The next days my nose was a funny white color, and started peeling, the top of my ears were a dark color and I felt nothing, they did not peel, my Grand Mary took one look at me that Saturday morn, " put that child in the car Bill darling she needs a doctor", my eyes got big, I hated the doctor. The ride in to the hospital was long as we lived out into the country and I listened to my Grand Mary blame my Catholic father, " that scoundrel abandoning his children to die in the woods like squirrels ", some how she made it all sound funny and I giggled. The hospital emergency room was white and smelled clean, as the nurse talked to my Grand Mary, she looked over at me smiling, she looked beautiful with her red hair and white cap, I smiled back covering my smile. The doctor came in mumbling under his breath, " what is a child doing out in one of the worst storms in Michigan history, Lord protect this child", as he looked at my nose and ears, he sighed. He stated to my Grand Mary, " the tops of her ears have to go they are dead and I do not know about that nose yet", I looked around " huh?" looking over at Grand Mary who spoke in Irish Gaelic , going to phone someone? The doctor looked me in the eyes, " little brave girl the tops of your ears need to be taken off they are dead any ways and why you cannot feel them understand?" I said ," yes it's from the wild storm Mr", and he laughed nodding his agreement, " I do not think you will need numbing shot but I will give a small one OK?" and I looked down, wanting to be anywhere but there, " OK" , and had shots placed to numb my numb ears, then he cut away the dead top part of my ears, more from the left than right. My Uncle Bill held my hand as the doctor worked, it really did not hurt but what did was the understanding that as a child I deserved better than this, and I knew I would never have better until I grew up. We left the emergency department my ears bandaged like a Doberman Pinscher with the big question about my nose, " we shall have to see in the next days what happens", my pockets full of candy, and a bag full of coloring books, crayons and story books. We pulled out of the parking lot my cheeks full of bubble gum almost drooling as I colored with my new crayons, the scalpel to my ear tops near forgotten. Arriving home my mother came to the car she stayed home to take care of my six month old baby brother, she opened the car door, scooping me up speaking in Gaelic, I could feel her cry against me, I understand now what she must have felt but then I was just a child I did not know about parental guilt.
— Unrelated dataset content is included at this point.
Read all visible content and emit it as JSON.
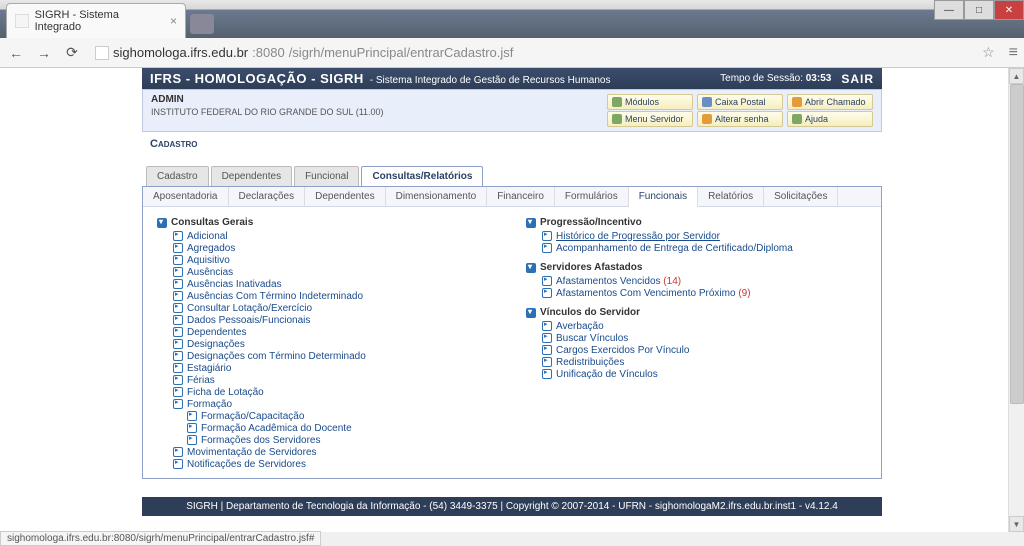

Seems like my mother's entire family learned of the snow adventure, as there were several families in attendance but I suspect it was out of respect for Grand Mary, who they actually greeted, and gave respect to, and as they day went towards the evening meal as we ate dinner late, I sat on my mother's lap. Old songs from Scotland played and we had the most wonderful meal, I was still eating candy like a jail house prisoner. Grand Mary asked me how I was and I said , " good like cherry juice", and the entire room erupted in laughter.